WHAT YOU NEED TO DO -
Check each line below for the word "image". How many have it? Answer with the number only.

PROVIDED RECORDS -
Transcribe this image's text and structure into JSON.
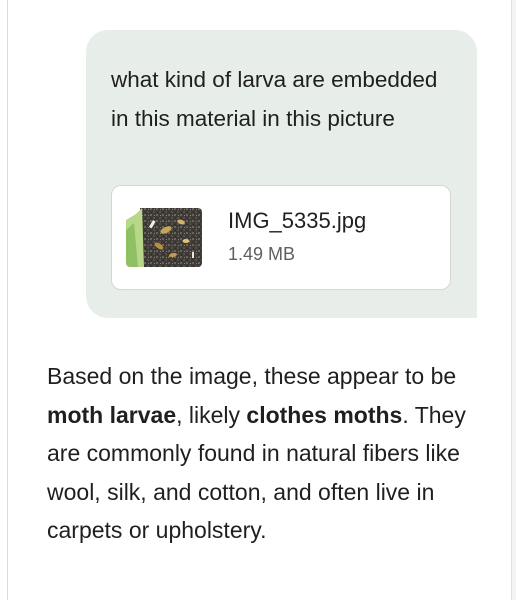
{
  "user_message": {
    "text": "what kind of larva are embedded in this material in this picture",
    "attachment": {
      "file_name": "IMG_5335.jpg",
      "file_size": "1.49 MB",
      "icon": "image-thumbnail"
    }
  },
  "assistant_message": {
    "part1": "Based on the image, these appear to be ",
    "bold1": "moth larvae",
    "part2": ", likely ",
    "bold2": "clothes moths",
    "part3": ". They are commonly found in natural fibers like wool, silk, and cotton, and often live in carpets or upholstery."
  },
  "colors": {
    "user_bubble": "#e7ede9",
    "attachment_border": "#d6d6d6",
    "secondary_text": "#5f5f5f"
  }
}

WRITTEN REPLY -
3